contaminant transport; microplastic; analytical method; contaminant source; soil

Lay Summary (German)

Plastikteilchen, die kleiner als 5 mm sind werden als Mikroplastik bezeichnet. Wenn Mikroplastik in der Umwelt gelangt, kann es von Organismen aufgenommen werden und diese schädigen. Bisher gibt es kaum Untersuchungen von Mikroplastik in Böden. Dabei kann z.B. durch Littering, Reifenabrieb oder die Verwendung von Klärschlamm, Kompost oder Folien in der Landwirtschaft viel Plastik in den Boden gelangen. Landwirtschaftliche Böden sind dabei von besonderem Interesse, weil dort der Grossteil der Lebensmittel produziert wird und Mikroplastik im Boden die Lebensmittelproduktion negativ beeinträchtigen könnte.
Lay summary

Inhalt und Ziel des Forschungsprojektes
Das übergeordnete Ziel des Projekts ist ein besseres Verständnis über das Vorkommen und das Verhalten von Mikroplastik im Boden. Im Detail werden wir (i) die bestehenden Methoden verbessern um Mikroplastik im Boden zu messen, (ii) landwirtschaftliche Böden mit bekannter Klärschlamm, Kompost und Folienanwendung untersuchen und (iii) die Tiefenverlagerung von Mikroplastik im Boden und einen möglichen Transfer ins Grundwasser erforschen.

Wissenschaftlicher und gesellschaftlicher Kontext des Forschungsprojekts
Unsere Arbeit wird wichtige Informationen über das Vorkommen, die Quellen und den Transport von Mikroplastik in landwirtschaftlichen Böden der Schweiz liefern. Die Ergebnisse werden dazu beitragen abzuschätzen, ob Mikroplastik in landwirtschaftlichen Böden langfristig die Lebensmittelproduktion stören oder in das Grundwasser gelangen kann. Damit bilden sie eine Grundlage für das Monitoring von Mikroplastik und die politische Entscheidungsfindung für eine mögliche Verminderung der Mikroplastik Freisetzung.    

Direct link to Lay Summary Last update: 18.02.2019

Responsible applicant and co-applicants


Name Institute
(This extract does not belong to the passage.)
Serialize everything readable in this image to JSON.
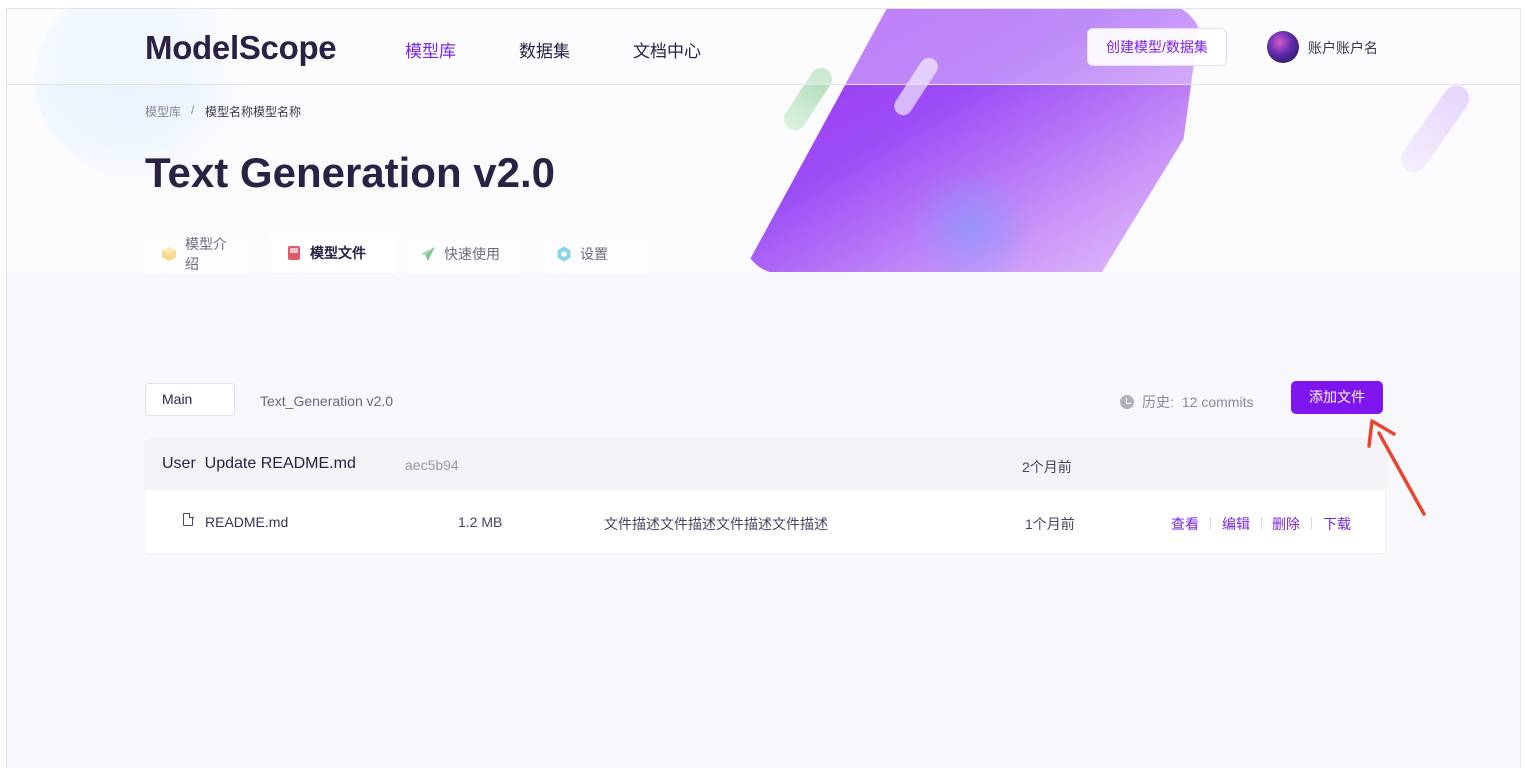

Significant amounts of microplastics (MP) end up in soils by littering, sewage sludge and compost application, the use of plastic foils in agriculture, irrigation, atmospheric deposition and many other sources. These MP are known to have toxic effects on soil organisms, and to enter the human food chain. However, knowledge about the occurrence of MP in soils is still very limited. This is mostly due to the fact that research in this new field has just started. Furthermore, transport and toxicity studies on MP were mostly performed in laboratory experiments and actual field data are scarce. Therefore, it is impossible to know how many MP to expect in soils under different land use systems. Here especially agricultural soils seem to be of intrest because MP could effect the quantity (reduced fertility) and quality (MP transfer to food) of produced food. Additional, sewage sludge application and agricultural practices such as plastic mulching, compost application and irrigation can be considered to bring significant ammounts of MP to the system. Thus we will focus on arable soils in this study. The lack of data about MP in soils is also due to the fact that there is no method available which allows for the full characterization of MP in soils (shape, size and type of plastic). The general research question of the proposed project is: What is the occurrence and fate of MP in Swiss arable soils? To answer this questions we aim to 1) develop of a method to fully quantify and characterize MP in soil samples, to allow for a reliable and complete characterization of MP in soils, 2) characterise the sources and MP and quantify its influence on soil MP characterisation in arable soils, 3) investigate the influence of soil properties and preferential flow on MP transport in arable soils. To follow these aims I planed three workpackages.Work package 1: The development of a method which allows for the full characterisation of all important MP in soils. All methods which exist for the analysis of MP in soils all have severe limitations when it comes to preserve MP characteristic such as size and shape of particles, or are not suitable for the analysis of important MP such as polyethylene terephthalate. We aim to improve our existing method for MP analysis, by optimizing the removal of soil organic matter and test the extraction efficiency of MP in soils with different properties and a long history of MP contamination.Work package 2: A study of the most important sources of MP in agriculture. We will analyse MP concentrations and characteristics of different sources of MP and concentration and characteristics of arable soils treated with these sources. The results will allow to assess the influence of the treatment on soil MP concentration and possible future development of MP concentrations in soils. Furthermore, we will analyse if the different sources produce characteristic MP patterns in soil, which may allow for source identification in arable soils with unknown management history.Work package 3: A study about the influence of soil properties on the depth transport of MP in agricultural soils. Soil properties such as the pH, texture and organic matter content does not only influence the soil biology and thus affect bioturbation, but also physical formation of macropores (e.g. swelling/shrinking behaviour) of soils. As MP transport has been reported to occur along preferential flow path in soils, soil properties may be an important factor for MP transport in soil.The experimental work will be conducted by one PhD student, which will work for 3.5 years on the topic. The results will be essential for a future reliable analysis of MP in soils, to judge the risk associated with MP in arable soils, to reduce further accumulation and to understand the transport of MP. These data will be the basis for a scientific, public and political debate about MP in soils and might induce actions to reduce MP emission to soils.